Republic of Macedonia to Seize Ex-Premier's Passport Amid ScandalBy
Court ruling affects 21 officials including ex-ministers
Former Premier Gruevski may appeal ruling, denies charges
The Republic of Macedonia’s Primary Court ordered that the passports of former Prime Minister Nikola Gruevski and 20 other officials be seized because of a wiretap scandal that led to his downfall after a decade in power.
The Balkan country’s special prosecutors have demanded Gruevski’s arrest and last week charged 94 suspects with conspiracy, abuse of election campaign funds and violation of election laws. The former Yugoslav state’s new Prime Minister Zoran Zaev, who took office last month, pledged to reverse what the ruling Social Democrats have denounced as “authoritarian” practices that led the country away from its path of integration with the European Union and NATO.
“Once the 21 people receive the verdict, they have to return their passports immediately,” Primary Court spokesman Dejan Ristovski said Tuesday by phone from Skopje, the capital. “We’re expecting them today. In any case the court’s decision renders the documents invalid.”

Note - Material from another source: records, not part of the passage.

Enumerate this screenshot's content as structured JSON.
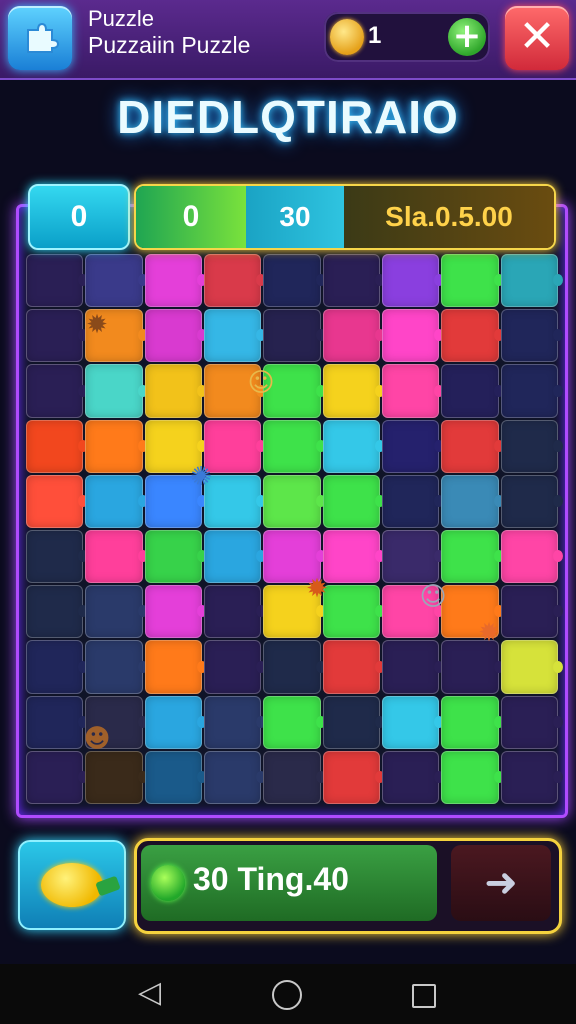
{
  "header": {
    "title_line1": "Puzzle",
    "title_line2": "Puzzaiin Puzzle",
    "coins": "1",
    "plus_label": "+",
    "close_label": "✕"
  },
  "heading": "DIEDLQTIRAIO",
  "scores": {
    "left": "0",
    "seg_a": "0",
    "seg_b": "30",
    "seg_c": "Sla.0.5.00"
  },
  "board": {
    "tiles": [
      "#2a1f55",
      "#3a3a8a",
      "#e43fd9",
      "#d93a4a",
      "#20265a",
      "#2a1f55",
      "#8a3fdf",
      "#3ee24a",
      "#2aa6b6",
      "#2a1f55",
      "#f28a1e",
      "#d93ad0",
      "#35b7e6",
      "#26224f",
      "#e8378f",
      "#ff45c8",
      "#e23a3a",
      "#20265a",
      "#2a1f55",
      "#4ad6c8",
      "#f2c21a",
      "#f28a1e",
      "#3ee24a",
      "#f5d21d",
      "#ff45a6",
      "#24205a",
      "#20265a",
      "#f2471e",
      "#ff7a1a",
      "#f5d21d",
      "#ff3f9b",
      "#3ee24a",
      "#34c8e8",
      "#25216d",
      "#e23a3a",
      "#1f2a4a",
      "#ff4f3a",
      "#2aa6e0",
      "#3a86ff",
      "#34c8e8",
      "#5de64a",
      "#3ee24a",
      "#20265a",
      "#3a8ab6",
      "#1f2a4a",
      "#1f2a4a",
      "#ff3f9b",
      "#37d24a",
      "#2aa6e0",
      "#e43fd9",
      "#ff45c8",
      "#3a2a6a",
      "#3ee24a",
      "#ff45a6",
      "#1f2a4a",
      "#2a3a6a",
      "#e43fd9",
      "#2a1f55",
      "#f5d21d",
      "#3ee24a",
      "#ff45a6",
      "#ff7a1a",
      "#2a1f55",
      "#20265a",
      "#2a3a6a",
      "#ff7a1a",
      "#2a1f55",
      "#1f2a4a",
      "#e23a3a",
      "#2a1f55",
      "#2a1f55",
      "#d6e23a",
      "#20265a",
      "#2a2a4a",
      "#2aa6e0",
      "#2a3a6a",
      "#3ee24a",
      "#1f2a4a",
      "#34c8e8",
      "#3ee24a",
      "#2a1f55",
      "#2a1f55",
      "#3a2a1a",
      "#1a5a8a",
      "#2a3a6a",
      "#2a2a4a",
      "#e23a3a",
      "#2a1f55",
      "#3ee24a",
      "#2a1f55"
    ],
    "critters": [
      {
        "icon": "critter-brown-icon",
        "glyph": "✹",
        "color": "#8a4a1a"
      },
      {
        "icon": "critter-cat-icon",
        "glyph": "☺",
        "color": "#e8b84a"
      },
      {
        "icon": "critter-spiky-icon",
        "glyph": "✺",
        "color": "#3a7ad8"
      },
      {
        "icon": "critter-fox-icon",
        "glyph": "✹",
        "color": "#d85a1a"
      },
      {
        "icon": "critter-grey-cat-icon",
        "glyph": "☺",
        "color": "#9aa6b8"
      },
      {
        "icon": "critter-orange-icon",
        "glyph": "✹",
        "color": "#e86a2a"
      },
      {
        "icon": "critter-bear-icon",
        "glyph": "☻",
        "color": "#a0602a"
      }
    ]
  },
  "action": {
    "label": "30 Ting.40",
    "next_label": "➜"
  },
  "nav": {
    "back_label": "◁"
  }
}
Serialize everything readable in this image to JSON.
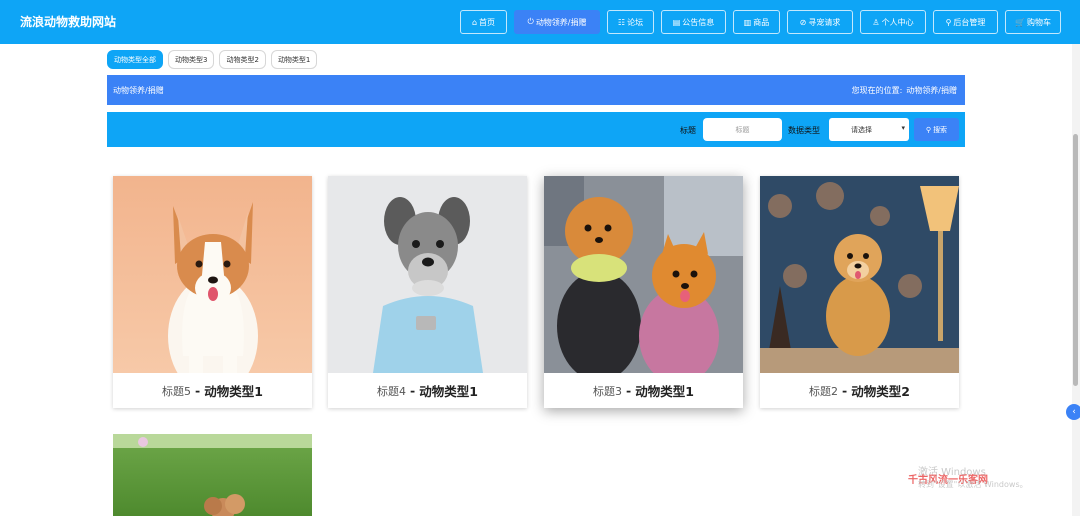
{
  "site_title": "流浪动物救助网站",
  "nav": [
    {
      "icon": "⌂",
      "label": "首页",
      "active": false
    },
    {
      "icon": "⏻",
      "label": "动物领养/捐赠",
      "active": true
    },
    {
      "icon": "☷",
      "label": "论坛",
      "active": false
    },
    {
      "icon": "▤",
      "label": "公告信息",
      "active": false
    },
    {
      "icon": "▥",
      "label": "商品",
      "active": false
    },
    {
      "icon": "⊘",
      "label": "寻宠请求",
      "active": false
    },
    {
      "icon": "♙",
      "label": "个人中心",
      "active": false
    },
    {
      "icon": "⚲",
      "label": "后台管理",
      "active": false
    },
    {
      "icon": "🛒",
      "label": "购物车",
      "active": false
    }
  ],
  "filters": [
    "动物类型全部",
    "动物类型3",
    "动物类型2",
    "动物类型1"
  ],
  "crumb": {
    "title": "动物领养/捐赠",
    "location_prefix": "您现在的位置:",
    "location": "动物领养/捐赠"
  },
  "search": {
    "title_label": "标题",
    "title_placeholder": "标题",
    "type_label": "数据类型",
    "type_selected": "请选择",
    "button_label": "搜索"
  },
  "cards": [
    {
      "title": "标题5",
      "sep": "-",
      "type": "动物类型1"
    },
    {
      "title": "标题4",
      "sep": "-",
      "type": "动物类型1"
    },
    {
      "title": "标题3",
      "sep": "-",
      "type": "动物类型1"
    },
    {
      "title": "标题2",
      "sep": "-",
      "type": "动物类型2"
    }
  ],
  "watermark": {
    "line1": "激活 Windows",
    "line2": "千古风流一乐客网",
    "line3": "转到\"设置\"以激活 Windows。"
  },
  "colors": {
    "primary": "#0ea5f6",
    "accent": "#3b82f6"
  }
}
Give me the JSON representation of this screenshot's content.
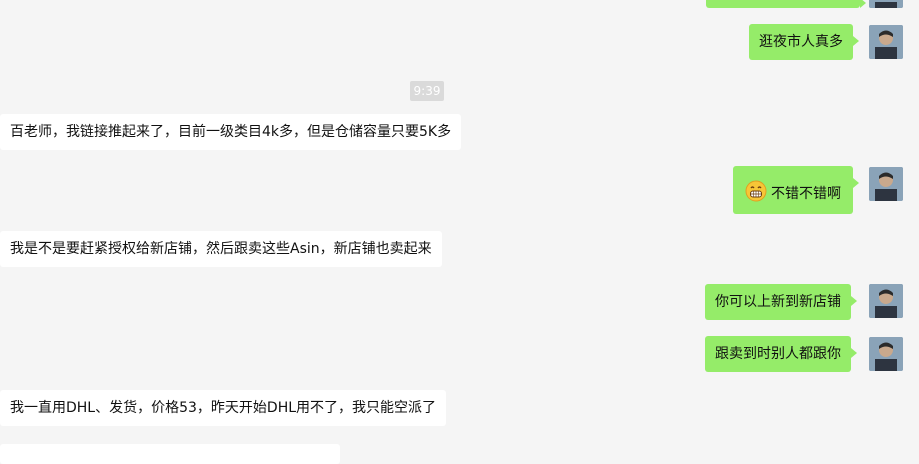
{
  "chat": {
    "messages": [
      {
        "id": "m0",
        "side": "out",
        "text": ""
      },
      {
        "id": "m1",
        "side": "out",
        "text": "逛夜市人真多"
      },
      {
        "id": "t1",
        "side": "time",
        "text": "9:39"
      },
      {
        "id": "m2",
        "side": "in",
        "text": "百老师，我链接推起来了，目前一级类目4k多，但是仓储容量只要5K多"
      },
      {
        "id": "m3",
        "side": "out",
        "text": "不错不错啊",
        "emoji": "grinning-face-icon"
      },
      {
        "id": "m4",
        "side": "in",
        "text": "我是不是要赶紧授权给新店铺，然后跟卖这些Asin，新店铺也卖起来"
      },
      {
        "id": "m5",
        "side": "out",
        "text": "你可以上新到新店铺"
      },
      {
        "id": "m6",
        "side": "out",
        "text": "跟卖到时别人都跟你"
      },
      {
        "id": "m7",
        "side": "in",
        "text": "我一直用DHL、发货，价格53，昨天开始DHL用不了，我只能空派了"
      },
      {
        "id": "m8",
        "side": "in",
        "text": ""
      }
    ]
  },
  "colors": {
    "background": "#f5f5f5",
    "incoming_bubble": "#ffffff",
    "outgoing_bubble": "#95ec69",
    "timestamp_bg": "#dadada"
  }
}
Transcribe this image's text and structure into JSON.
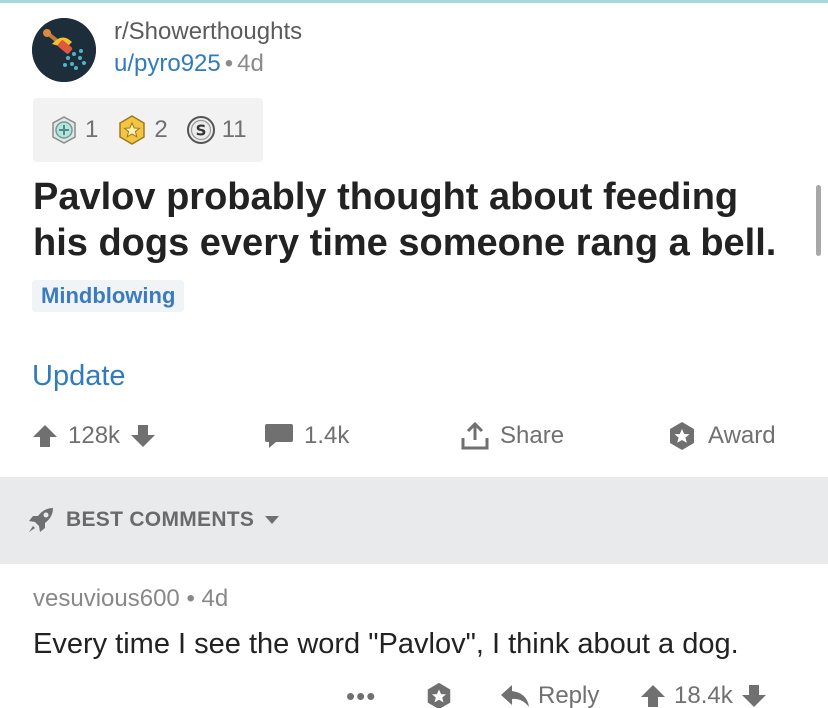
{
  "post": {
    "subreddit": "r/Showerthoughts",
    "author": "u/pyro925",
    "separator": "•",
    "age": "4d",
    "awards": [
      {
        "icon": "silver-medal-icon",
        "count": "1"
      },
      {
        "icon": "gold-star-award-icon",
        "count": "2"
      },
      {
        "icon": "silver-coin-icon",
        "count": "11"
      }
    ],
    "title": "Pavlov probably thought about feeding his dogs every time someone rang a bell.",
    "flair": "Mindblowing",
    "update_link": "Update",
    "actions": {
      "votes": "128k",
      "comments": "1.4k",
      "share": "Share",
      "award": "Award"
    }
  },
  "sort": {
    "label": "BEST COMMENTS"
  },
  "comment": {
    "author": "vesuvious600",
    "separator": "•",
    "age": "4d",
    "body": "Every time I see the word \"Pavlov\", I think about a dog.",
    "more": "•••",
    "reply": "Reply",
    "votes": "18.4k"
  },
  "colors": {
    "link": "#2f7bbf",
    "muted": "#707070",
    "sort_bar": "#e9eaeb",
    "flair_bg": "#f1f4f6"
  }
}
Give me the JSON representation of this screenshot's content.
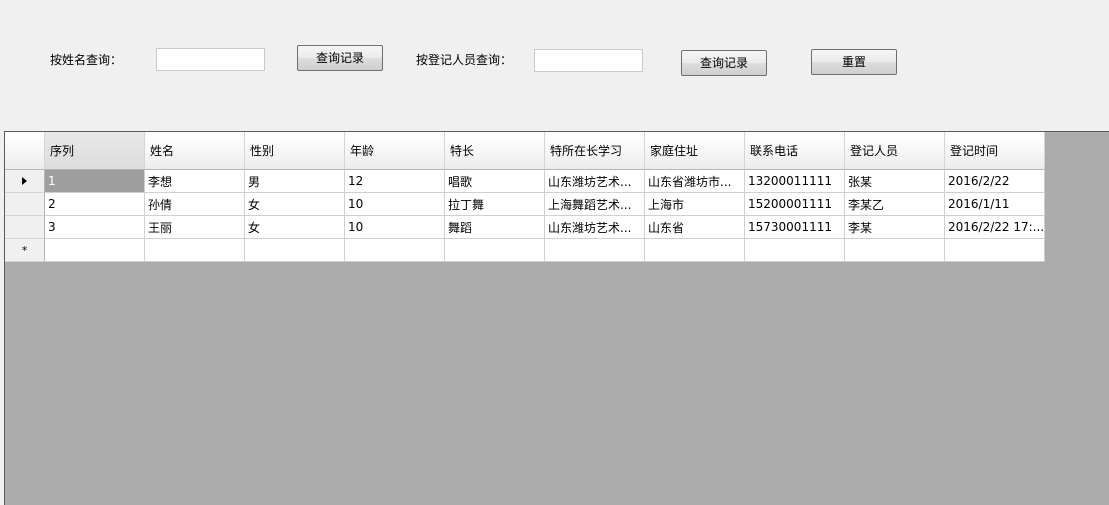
{
  "search": {
    "name_label": "按姓名查询：",
    "name_value": "",
    "name_button": "查询记录",
    "registrar_label": "按登记人员查询：",
    "registrar_value": "",
    "registrar_button": "查询记录",
    "reset_button": "重置"
  },
  "grid": {
    "columns": [
      "序列",
      "姓名",
      "性别",
      "年龄",
      "特长",
      "特所在长学习",
      "家庭住址",
      "联系电话",
      "登记人员",
      "登记时间"
    ],
    "rows": [
      [
        "1",
        "李想",
        "男",
        "12",
        "唱歌",
        "山东潍坊艺术...",
        "山东省潍坊市...",
        "13200011111",
        "张某",
        "2016/2/22"
      ],
      [
        "2",
        "孙倩",
        "女",
        "10",
        "拉丁舞",
        "上海舞蹈艺术...",
        "上海市",
        "15200001111",
        "李某乙",
        "2016/1/11"
      ],
      [
        "3",
        "王丽",
        "女",
        "10",
        "舞蹈",
        "山东潍坊艺术...",
        "山东省",
        "15730001111",
        "李某",
        "2016/2/22 17:..."
      ]
    ],
    "current_row_icon": "row-pointer-arrow",
    "new_row_marker": "*",
    "new_row_icon": "new-row-star",
    "selected_cell_color": "#9e9e9e",
    "background_color": "#ababab"
  }
}
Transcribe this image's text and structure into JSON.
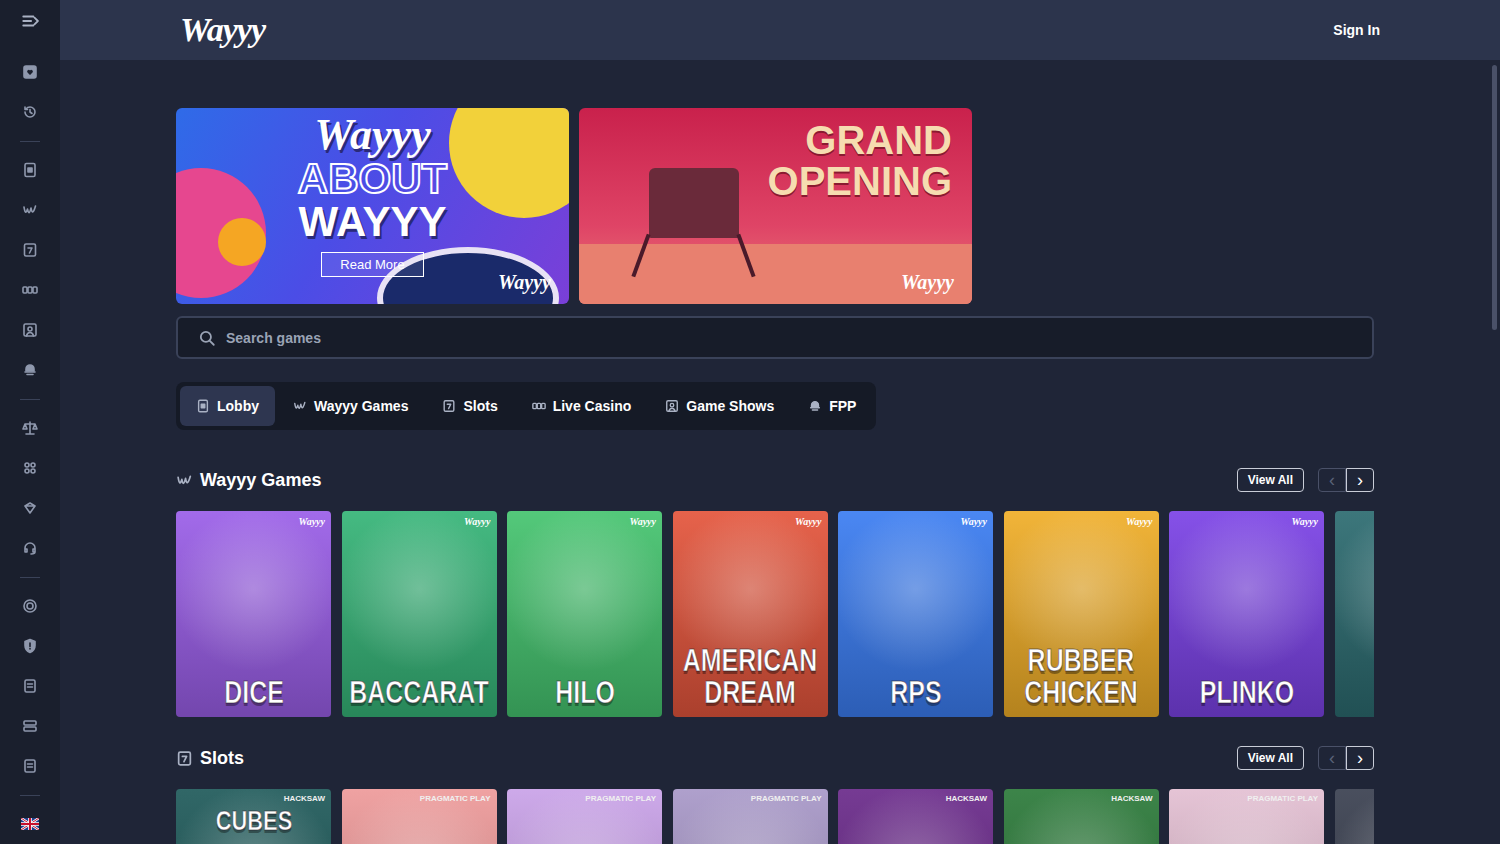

Gruevski will probably appeal the decision, said Ivo Kotevski, spokesman of his VMRO-DPMNE party.
“The Special Public Prosecution is acting as a unit of the Social Democrats,” Kotevski said by phone from Skopje. “It works only under political orders, and not on the basis of justice.”
Zaev’s government is trying to repair ties with the EU after the 28-nation bloc criticized the country of 2 million for a weak judiciary and democratic backsliding under Gruevski, whose cabinet was toppled in a political crisis that erupted in 2015 after leaked tapes alleged his government illegally wiretapped more than 20,000 people. Gruevski has denied wrongdoing.
The Balkan country is at the center of a tussle between Russia and its Cold War adversaries for influence in former communist Europe, with Moscow trying to prevent more countries from joining western alliances and accusing Zaev of trying to undermine the Balkan state’s Slavic majority by teaming up with ethnic-Albanian parties.
“I won’t be surprised if Gruevski’s party activists go on the streets, to put pressure on the judiciary,” Dimitar Bechev, a non-resident fellow at the Atlantic Council in Washington, D.C., said by phone. “But I don’t expect any international reaction over the indictments - I don’t think Russia will make any effort to save Gruevski, because it doesn’t have that influence."